BC: I grew up right near the Boystown areaand, in fact, my mom still lives there. I lived all over that area after college. As for cases, I mentioned my client Candace Clark, who had a case similar to Jussie's but she got different justice; she's a member of the LGBTQ community.
Additionally, I did prosecute a gentleman who was a Catholic school [employee] and member of the community who used the school credit card for personal expenses. We couldn't thrown the book at him, but I discovered he was a mentor to students who had been wrestling with LGBTQ issues; we allowed him to plead down to a misdemeanor and got court supervision, and was later allowed to have the case expunged. Today, he works at a local college. It's a case I'm very proud of.
What I can say is that, when I'm state's attorney, our office will be involved in outreach and advocacy on behalf of the LGBTQ community. We will have an outreach coordinator who's in touch with advocates. Additionally, we're going to make sure that our victims witness folks will be trained regarding LGBTQ issues. We're also going to give sex assault, domestic violence and human trafficking its own bureau; those are crimes where victims and survivors have unique needs and insight.
WCT: What do you think is the biggest problem for the LGBTQ community?
BC: The first thing I would say are the heightened rates of abuse and victimization. ( I refer you to the Tribune story that says that the LGBTQ community is the most targeted group when it comes to hate crimes. ) I promise you that we're going to be vigilant when it comes to prosecuting hate crimes.
The second thing is equal treatment.
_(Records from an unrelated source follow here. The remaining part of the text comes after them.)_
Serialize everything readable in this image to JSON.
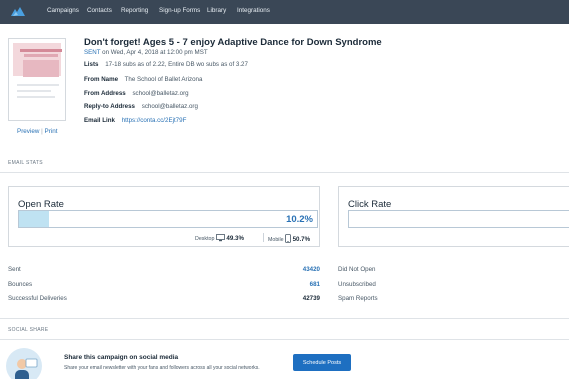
{
  "nav": {
    "items": [
      "Campaigns",
      "Contacts",
      "Reporting",
      "Sign-up Forms",
      "Library",
      "Integrations"
    ],
    "colors": {
      "bar": "#3a4756",
      "text": "#e7edf2",
      "logo": "#4aa0e0"
    }
  },
  "campaign": {
    "title": "Don't forget! Ages 5 - 7 enjoy Adaptive Dance for Down Syndrome",
    "status": "SENT",
    "sent_on": "on Wed, Apr 4, 2018 at 12:00 pm MST",
    "lists_label": "Lists",
    "lists_value": "17-18 subs as of 2.22, Entire DB wo subs as of 3.27",
    "from_name_label": "From Name",
    "from_name_value": "The School of Ballet Arizona",
    "from_address_label": "From Address",
    "from_address_value": "school@balletaz.org",
    "reply_to_label": "Reply-to Address",
    "reply_to_value": "school@balletaz.org",
    "email_link_label": "Email Link",
    "email_link_value": "https://conta.cc/2Ejt79F",
    "preview_label": "Preview",
    "print_label": "Print",
    "separator": "|"
  },
  "email_stats": {
    "section_label": "EMAIL STATS",
    "open_rate": {
      "label": "Open Rate",
      "percent_text": "10.2%",
      "fill_fraction": 0.102,
      "desktop_label": "Desktop",
      "desktop_pct": "49.3%",
      "mobile_label": "Mobile",
      "mobile_pct": "50.7%"
    },
    "click_rate": {
      "label": "Click Rate"
    },
    "rows": [
      {
        "label": "Sent",
        "value": "43420",
        "link": true
      },
      {
        "label": "Bounces",
        "value": "681",
        "link": true
      },
      {
        "label": "Successful Deliveries",
        "value": "42739",
        "link": false
      }
    ],
    "right_rows": [
      "Did Not Open",
      "Unsubscribed",
      "Spam Reports"
    ],
    "colors": {
      "accent": "#2a72b5",
      "bar_fill": "#bfe2f2"
    }
  },
  "social_share": {
    "section_label": "SOCIAL SHARE",
    "title": "Share this campaign on social media",
    "subtitle": "Share your email newsletter with your fans and followers across all your social networks.",
    "button_label": "Schedule Posts",
    "colors": {
      "button": "#1e6fc1"
    }
  }
}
If there's any sort of discrimination when it comes to housing [or other areas], we will get after the [offenders] criminally and civilly.
WCT: What do you think is your biggest advantage and your biggest disadvantage in this race?
BC: [Pauses.] I think my biggest advantage is that I know exactly what I want to do as state's attorney. I've known that from the get-go, and I've able to say consistently that we're going to balance our criminal-justice reform efforts. We're going to go after the gun-crime epidemic and we're going to get politics out of office.
My biggest disadvantage is that I'm a first-time candidate. Because of that, when I ask questions I actually answer them. [Laughs] That may be a disadvantage, but I am learning.
Conway's website is NewDayConway.com .